ICT will acquire exclusive rights to develop and distribute Carticel, MACI, Ixmyelocel-T, and Epicel in China, South Korea, Singapore, and other countries in the region.
ICT will acquire exclusive rights to develop and distribute Carticel , MACI , Ixmyelocel-T, and Epicel in China, South Korea, Singapore, and other countries in the region.
1m in net sales of Carticel implants and surgical kits and USD3.
According to Nick Colangelo, Aastrom's president and chief executive officer, the new corporate name reflects its leading position in the cell therapy market and its expanded presence in the vibrant Cambridge biotechnology community will increase its access to both talent and technology, maximise the potential of its two US marketed products, Carticel and Epicel and bring its late-stage product candidates, MACI and ixmyelocel-T, to market.
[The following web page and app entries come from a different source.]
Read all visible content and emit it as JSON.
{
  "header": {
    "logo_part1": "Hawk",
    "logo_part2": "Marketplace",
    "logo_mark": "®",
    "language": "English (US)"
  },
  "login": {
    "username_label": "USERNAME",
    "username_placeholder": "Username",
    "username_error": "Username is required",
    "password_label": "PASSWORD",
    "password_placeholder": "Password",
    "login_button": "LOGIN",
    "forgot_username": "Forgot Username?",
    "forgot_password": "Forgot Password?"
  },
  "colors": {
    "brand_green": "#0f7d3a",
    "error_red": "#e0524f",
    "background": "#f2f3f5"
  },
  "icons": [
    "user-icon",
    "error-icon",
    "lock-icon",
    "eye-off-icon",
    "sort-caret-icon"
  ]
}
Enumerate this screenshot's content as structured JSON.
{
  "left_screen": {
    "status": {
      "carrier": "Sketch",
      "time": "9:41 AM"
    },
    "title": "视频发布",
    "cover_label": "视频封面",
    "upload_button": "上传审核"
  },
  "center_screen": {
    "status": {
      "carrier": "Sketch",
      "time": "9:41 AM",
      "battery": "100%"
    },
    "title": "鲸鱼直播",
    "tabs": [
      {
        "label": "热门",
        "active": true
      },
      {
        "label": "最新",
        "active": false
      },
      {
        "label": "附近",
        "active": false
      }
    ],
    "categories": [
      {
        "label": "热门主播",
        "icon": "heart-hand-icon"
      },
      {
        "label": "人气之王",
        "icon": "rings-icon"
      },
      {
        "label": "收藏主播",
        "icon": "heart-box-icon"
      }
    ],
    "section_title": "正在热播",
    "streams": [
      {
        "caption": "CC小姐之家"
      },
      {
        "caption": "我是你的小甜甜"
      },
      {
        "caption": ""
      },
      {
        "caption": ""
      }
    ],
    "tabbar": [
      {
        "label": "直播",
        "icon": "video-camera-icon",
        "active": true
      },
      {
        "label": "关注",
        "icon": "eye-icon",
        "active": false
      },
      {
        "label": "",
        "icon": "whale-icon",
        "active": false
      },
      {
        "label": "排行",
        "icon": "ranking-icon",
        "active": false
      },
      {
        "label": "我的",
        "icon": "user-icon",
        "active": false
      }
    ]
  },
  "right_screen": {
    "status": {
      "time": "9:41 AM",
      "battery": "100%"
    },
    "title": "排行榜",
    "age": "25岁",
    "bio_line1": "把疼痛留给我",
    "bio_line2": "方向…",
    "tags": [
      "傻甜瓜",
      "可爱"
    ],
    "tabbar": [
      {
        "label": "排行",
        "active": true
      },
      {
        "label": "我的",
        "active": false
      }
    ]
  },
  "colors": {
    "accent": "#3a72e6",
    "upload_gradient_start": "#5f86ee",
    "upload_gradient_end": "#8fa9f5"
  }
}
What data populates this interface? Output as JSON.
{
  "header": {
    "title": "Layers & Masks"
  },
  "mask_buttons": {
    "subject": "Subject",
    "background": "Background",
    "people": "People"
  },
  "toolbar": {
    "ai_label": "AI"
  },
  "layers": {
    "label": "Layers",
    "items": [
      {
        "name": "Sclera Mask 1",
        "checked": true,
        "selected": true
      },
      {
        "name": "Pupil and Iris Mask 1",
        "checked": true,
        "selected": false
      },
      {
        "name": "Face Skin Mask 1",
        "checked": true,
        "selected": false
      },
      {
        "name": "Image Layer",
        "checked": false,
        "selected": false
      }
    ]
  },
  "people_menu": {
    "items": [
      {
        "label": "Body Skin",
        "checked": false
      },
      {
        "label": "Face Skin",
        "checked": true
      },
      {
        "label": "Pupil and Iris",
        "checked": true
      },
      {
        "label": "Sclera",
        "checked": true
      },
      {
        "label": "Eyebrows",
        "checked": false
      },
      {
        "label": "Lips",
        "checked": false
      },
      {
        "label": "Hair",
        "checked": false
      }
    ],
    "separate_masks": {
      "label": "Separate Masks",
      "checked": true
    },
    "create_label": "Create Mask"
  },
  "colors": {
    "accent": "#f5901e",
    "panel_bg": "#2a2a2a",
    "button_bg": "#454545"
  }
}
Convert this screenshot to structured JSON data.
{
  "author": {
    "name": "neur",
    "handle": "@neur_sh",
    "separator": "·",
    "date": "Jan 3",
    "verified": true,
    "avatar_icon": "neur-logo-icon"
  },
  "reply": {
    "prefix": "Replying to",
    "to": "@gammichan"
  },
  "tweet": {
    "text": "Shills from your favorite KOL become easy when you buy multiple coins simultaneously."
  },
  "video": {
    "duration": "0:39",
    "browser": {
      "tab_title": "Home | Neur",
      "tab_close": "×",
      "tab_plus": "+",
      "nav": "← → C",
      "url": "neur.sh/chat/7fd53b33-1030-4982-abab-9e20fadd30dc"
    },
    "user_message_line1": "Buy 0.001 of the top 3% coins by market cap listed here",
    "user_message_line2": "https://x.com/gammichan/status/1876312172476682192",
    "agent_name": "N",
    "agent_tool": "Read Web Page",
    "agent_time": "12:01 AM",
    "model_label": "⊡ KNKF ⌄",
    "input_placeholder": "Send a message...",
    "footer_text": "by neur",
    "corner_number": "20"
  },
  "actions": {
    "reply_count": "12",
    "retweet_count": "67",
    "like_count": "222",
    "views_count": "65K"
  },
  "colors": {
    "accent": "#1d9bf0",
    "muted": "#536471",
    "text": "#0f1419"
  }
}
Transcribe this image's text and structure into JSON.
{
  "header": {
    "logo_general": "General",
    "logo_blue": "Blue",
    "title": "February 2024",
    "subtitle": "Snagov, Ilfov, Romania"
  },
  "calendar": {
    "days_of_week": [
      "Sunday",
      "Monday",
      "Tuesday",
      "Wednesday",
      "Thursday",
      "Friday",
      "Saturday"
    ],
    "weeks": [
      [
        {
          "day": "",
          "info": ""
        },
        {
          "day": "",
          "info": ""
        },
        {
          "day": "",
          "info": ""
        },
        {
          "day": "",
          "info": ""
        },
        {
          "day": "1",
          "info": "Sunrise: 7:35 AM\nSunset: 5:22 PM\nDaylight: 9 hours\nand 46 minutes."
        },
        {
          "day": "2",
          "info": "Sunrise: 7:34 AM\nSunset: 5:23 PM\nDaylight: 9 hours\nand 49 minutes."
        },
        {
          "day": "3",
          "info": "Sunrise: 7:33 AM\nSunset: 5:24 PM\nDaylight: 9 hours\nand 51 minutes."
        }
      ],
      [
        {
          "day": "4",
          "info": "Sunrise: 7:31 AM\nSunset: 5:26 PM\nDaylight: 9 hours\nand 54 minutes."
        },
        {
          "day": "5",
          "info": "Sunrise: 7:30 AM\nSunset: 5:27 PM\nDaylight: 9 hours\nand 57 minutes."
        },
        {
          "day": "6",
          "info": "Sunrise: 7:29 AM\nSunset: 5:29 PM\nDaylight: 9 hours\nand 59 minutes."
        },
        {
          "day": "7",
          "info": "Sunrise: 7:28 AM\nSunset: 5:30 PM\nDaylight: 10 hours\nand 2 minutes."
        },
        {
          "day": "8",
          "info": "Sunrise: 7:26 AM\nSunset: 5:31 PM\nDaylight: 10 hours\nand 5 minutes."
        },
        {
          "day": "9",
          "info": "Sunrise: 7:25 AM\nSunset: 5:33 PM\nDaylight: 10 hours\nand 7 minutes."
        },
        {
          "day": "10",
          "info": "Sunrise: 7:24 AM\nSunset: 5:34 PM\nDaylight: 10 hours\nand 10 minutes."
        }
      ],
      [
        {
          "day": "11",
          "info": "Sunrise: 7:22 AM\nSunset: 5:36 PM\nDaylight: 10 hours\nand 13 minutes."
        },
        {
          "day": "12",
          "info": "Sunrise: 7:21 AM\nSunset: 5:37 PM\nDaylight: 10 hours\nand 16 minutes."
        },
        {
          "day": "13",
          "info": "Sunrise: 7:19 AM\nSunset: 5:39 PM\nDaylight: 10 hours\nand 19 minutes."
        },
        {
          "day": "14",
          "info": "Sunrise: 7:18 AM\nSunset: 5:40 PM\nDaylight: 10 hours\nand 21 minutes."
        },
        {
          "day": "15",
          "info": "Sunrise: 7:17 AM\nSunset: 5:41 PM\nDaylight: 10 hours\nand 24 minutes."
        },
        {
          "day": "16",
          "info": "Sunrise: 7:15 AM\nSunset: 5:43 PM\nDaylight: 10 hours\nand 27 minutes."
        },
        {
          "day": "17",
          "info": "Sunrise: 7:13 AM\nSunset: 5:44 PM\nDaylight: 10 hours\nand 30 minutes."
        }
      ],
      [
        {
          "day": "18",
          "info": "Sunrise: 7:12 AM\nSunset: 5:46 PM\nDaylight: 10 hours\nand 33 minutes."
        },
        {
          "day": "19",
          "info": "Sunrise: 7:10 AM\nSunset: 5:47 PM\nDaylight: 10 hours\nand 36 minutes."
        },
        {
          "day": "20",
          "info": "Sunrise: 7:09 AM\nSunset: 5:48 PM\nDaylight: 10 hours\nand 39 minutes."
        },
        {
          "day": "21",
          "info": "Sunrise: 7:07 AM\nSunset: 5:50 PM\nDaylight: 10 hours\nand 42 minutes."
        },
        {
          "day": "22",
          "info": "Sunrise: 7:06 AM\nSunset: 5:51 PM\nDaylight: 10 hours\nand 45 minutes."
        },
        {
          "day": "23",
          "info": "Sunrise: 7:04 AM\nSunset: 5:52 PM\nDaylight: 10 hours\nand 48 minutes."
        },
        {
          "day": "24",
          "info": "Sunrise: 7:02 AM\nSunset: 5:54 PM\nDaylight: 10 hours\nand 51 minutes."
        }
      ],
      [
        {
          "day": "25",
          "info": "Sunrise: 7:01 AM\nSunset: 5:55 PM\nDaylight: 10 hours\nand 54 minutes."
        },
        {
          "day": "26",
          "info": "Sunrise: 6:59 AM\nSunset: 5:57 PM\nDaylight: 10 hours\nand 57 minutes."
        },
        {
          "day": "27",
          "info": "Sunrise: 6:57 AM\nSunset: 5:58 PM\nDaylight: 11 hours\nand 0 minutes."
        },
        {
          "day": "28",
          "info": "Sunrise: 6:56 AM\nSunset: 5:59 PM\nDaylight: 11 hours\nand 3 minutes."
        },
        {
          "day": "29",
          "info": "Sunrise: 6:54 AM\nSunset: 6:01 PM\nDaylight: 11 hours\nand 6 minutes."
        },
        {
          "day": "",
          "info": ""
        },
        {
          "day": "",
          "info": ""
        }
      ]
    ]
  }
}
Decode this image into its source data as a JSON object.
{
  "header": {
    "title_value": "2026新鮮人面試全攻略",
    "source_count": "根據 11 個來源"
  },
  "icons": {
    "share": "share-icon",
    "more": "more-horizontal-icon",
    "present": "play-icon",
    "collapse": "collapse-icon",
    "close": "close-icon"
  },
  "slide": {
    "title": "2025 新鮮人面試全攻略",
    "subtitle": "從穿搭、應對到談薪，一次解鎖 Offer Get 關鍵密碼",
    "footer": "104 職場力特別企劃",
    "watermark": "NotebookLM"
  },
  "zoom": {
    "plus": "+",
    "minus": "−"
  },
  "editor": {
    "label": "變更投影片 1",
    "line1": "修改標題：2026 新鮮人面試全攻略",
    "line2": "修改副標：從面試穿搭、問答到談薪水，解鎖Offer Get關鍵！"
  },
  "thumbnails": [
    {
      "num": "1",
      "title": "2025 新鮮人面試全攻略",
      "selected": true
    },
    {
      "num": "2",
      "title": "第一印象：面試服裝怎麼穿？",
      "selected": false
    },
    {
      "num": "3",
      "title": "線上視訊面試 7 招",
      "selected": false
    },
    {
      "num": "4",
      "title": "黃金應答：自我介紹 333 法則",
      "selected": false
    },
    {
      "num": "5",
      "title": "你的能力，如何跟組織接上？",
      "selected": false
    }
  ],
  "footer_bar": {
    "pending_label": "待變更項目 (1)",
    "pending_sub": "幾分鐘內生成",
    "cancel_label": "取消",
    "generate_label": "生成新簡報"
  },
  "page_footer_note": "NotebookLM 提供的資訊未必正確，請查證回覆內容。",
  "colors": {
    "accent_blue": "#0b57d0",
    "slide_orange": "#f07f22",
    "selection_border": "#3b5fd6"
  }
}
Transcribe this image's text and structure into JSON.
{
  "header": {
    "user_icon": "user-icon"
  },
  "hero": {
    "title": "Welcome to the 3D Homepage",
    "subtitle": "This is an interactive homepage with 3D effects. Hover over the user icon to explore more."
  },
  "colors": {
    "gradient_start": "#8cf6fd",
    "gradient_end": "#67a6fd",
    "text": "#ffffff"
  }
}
There are regenerative medicines used to regenerate tissue, with products such as Organogenesis' Dermagraft and Apligraf, and Aastrom's Carticel and TiGenix's ChondroCelect, which regenerate and replace cartilage.
47) Despite FDA's concerns over the risks for cultured cells, Carticel was approved in less than a year at a time when the average drug approval lag was 7.
The company also reports that findings from a large, multicenter, observational study on long-term durability of Carticel (autologous cultured chondrocytes) in patients who had pain and functional defects in the articular cartilage in their knees were positive.
said Monday that patients who had poor results from cartilage repair procedures showed sustained improvement with Carticel, a cartilage replacement surgically implanted in the knees.
Carticel (autologous cultured chondrocytes), Genzyme's first-generation product, has been used in more than 10,000 patients since it was introduced in 1995.
Additional products of this sort include Vitrix, which is meant to help deep wounds heal without scarring and Carticel, a man-made cartilage harvested in a plastic biodegradable matrix.
Genzyme Biosurgery reported that the topics covered included "the five-year results of the first 100 patients treated with Carticel to repair damaged cartilage on the thigh bone part of the knee; the potential of Carticel in treating injuries to the trochlea, a specific area of the femur beneath the knee cap; and the results of Carticel compared with so-called marrow stimulation techniques, an alternative treatment for some cartilage injuries.